What Jagjaguwar releases have you got coming up, who should we keep an eye out for?
Unknown Mortal Orchestra is going to deliver another masterpiece in 2018. We have a new artist called Cut Worms that’s like an Everly Brothers hayride through Greenpoint. He looks like Andy Kaufman, his EP just popped and a great full-length is set for spring. Bon Iver’s right hand man S. Carey made a record for the ages. There’s also a lot of Moses Sumney material that didn’t make this album and might find a way into your earholes sooner rather than later. Sharon Van Etten is working on something. But then again, she’s always working on something. Tim Heidecker’s anti-Trump protest songs are being collected onto a proper album. Eric Yahnker did the album cover. You’ll shit yourself. We want to release the last Talk Talk album(s). Mark Hollis, if you’re out there and reading this, we’re here for you. Talk to us.
What song or album is consistently playing in your office and why?
Mary Margaret O’Hara’s When You Know Why You’re Happy and Frank Ocean’s Solo seems to be on a lot. Mary Margaret O’Hara is a matriarch of the office, a guy from our ranks is walking down the aisle to When You Know Why You’re Happy soon. It’s like a self-help tape for a lot of us around here. And Frank Ocean makes perfect music. About once a week, I’ll be listening to whatever and think “why am I listening to this when I could just put on Blonde?”
If a feature film about Jagjaguwar was to be made, what song would be on the trailer and why?
I’m more concerned with who’d direct this clunker. I’d like to imagine it’d be Terrence Malick in his prime. But if I’m being honest with myself it’s probably Terry Gilliam or something, spazzy Fisher King vibes.

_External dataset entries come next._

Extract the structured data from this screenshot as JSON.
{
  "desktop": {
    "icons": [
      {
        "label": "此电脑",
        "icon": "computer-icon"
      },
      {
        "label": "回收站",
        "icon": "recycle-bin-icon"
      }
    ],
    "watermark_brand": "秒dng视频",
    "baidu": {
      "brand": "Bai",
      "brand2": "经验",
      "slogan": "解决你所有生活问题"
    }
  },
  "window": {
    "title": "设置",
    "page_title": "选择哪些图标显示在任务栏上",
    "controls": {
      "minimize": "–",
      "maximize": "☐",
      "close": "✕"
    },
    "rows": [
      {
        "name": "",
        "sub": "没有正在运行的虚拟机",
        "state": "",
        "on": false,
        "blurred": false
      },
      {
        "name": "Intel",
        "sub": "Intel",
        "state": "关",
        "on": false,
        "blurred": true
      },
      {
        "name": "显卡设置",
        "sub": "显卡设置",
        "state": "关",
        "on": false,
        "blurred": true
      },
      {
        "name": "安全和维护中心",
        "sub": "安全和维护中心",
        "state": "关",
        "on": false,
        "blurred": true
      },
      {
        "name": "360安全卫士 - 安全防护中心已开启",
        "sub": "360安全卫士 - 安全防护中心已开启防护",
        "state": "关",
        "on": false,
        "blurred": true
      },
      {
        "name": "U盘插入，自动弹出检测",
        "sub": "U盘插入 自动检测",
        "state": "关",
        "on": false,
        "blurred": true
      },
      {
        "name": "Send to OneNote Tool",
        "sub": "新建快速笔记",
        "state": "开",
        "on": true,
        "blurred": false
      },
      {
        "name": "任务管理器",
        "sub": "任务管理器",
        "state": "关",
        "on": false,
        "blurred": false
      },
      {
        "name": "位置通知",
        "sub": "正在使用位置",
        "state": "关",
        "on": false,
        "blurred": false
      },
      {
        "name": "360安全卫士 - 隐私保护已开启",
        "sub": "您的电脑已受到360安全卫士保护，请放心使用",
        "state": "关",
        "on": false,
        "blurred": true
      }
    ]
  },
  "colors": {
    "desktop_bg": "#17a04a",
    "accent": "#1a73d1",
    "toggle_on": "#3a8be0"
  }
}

Or maybe an Altman film — a lot of things happening all at once, overlapping naturalistic and difficult-to-understand dialogue happening off camera while you zoom in on the dog eating scraps off the floor. But at the end of the whole mess, something heavy and important has transpired, like a slightly compressed, whackier and more unnerving version of real life. As for a song — and I’m thinking final credits here, not the trailer but maybe that too — let’s go with Deacon Blues by Steely Dan. It embodies the soulful nihilism that would percolate throughout Jagjaguwar: The Movie. Steely Dan is the greatest punk band of all time. Second greatest is Dub Thompson.
- Ruud van Empel’s uncanny photographs blend artificiality with naturalism
- Grant James-Thomas shoots twins with a painterly aesthetic for Vogue Italia
- In Stiya, photographer Cole Barash compares a storm and the birth of his first child
- Nano illustrates the different kinds of loneliness that we all feel from time to time
- Jan Hakon Erichsen is a balloon-destroying artist whose work you really shouldn't try at home
- Clarity of concept is at the heart of Seoul-based graphic designer Son Ayong’s posters
- “The future of design is in the creation of tools”: Meet the Space Type Generator
- How Pelle Cass creates his jarring “still time-lapse” images
- Lacoste once again swaps its iconic crocodile logo for ten endangered species
- Introducing Double Click – our new series rounding up the best of the digital design world
- Typeface Ciao communicates auditive intonations of the spoken word
- Yushi Li on photographing men she met through Tinder